EXTRACTED MATERIAL
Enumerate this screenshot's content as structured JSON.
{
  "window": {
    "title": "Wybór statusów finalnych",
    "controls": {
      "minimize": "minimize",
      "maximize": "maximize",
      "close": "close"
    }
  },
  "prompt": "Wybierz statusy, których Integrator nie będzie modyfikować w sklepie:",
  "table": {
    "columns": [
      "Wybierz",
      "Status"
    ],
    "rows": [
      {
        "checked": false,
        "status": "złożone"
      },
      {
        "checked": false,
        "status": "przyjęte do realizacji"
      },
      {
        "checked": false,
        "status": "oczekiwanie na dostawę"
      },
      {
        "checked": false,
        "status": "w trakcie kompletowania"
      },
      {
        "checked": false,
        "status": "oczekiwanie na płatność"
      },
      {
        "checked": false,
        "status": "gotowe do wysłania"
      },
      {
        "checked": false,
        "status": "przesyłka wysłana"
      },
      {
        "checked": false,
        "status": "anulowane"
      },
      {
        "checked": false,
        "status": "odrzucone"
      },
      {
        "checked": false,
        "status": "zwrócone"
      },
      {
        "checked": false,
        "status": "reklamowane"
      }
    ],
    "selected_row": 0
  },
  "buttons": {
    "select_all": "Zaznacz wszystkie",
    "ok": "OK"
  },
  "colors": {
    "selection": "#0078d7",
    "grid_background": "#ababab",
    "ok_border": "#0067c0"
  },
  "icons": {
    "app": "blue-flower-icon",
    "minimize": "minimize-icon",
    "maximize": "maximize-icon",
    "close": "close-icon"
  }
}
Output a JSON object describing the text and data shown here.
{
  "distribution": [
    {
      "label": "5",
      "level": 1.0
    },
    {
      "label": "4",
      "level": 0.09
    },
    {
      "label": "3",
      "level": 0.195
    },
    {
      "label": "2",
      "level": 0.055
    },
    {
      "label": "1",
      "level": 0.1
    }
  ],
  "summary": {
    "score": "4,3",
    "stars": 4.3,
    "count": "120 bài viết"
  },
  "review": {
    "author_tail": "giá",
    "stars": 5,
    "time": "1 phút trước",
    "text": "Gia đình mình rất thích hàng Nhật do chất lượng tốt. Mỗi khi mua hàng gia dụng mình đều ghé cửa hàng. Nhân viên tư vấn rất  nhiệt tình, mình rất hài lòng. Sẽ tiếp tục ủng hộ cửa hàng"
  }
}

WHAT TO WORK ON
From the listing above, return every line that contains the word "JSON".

RESPONSE
Enumerate this screenshot's content as structured JSON.
Output a JSON object describing the text and data shown here.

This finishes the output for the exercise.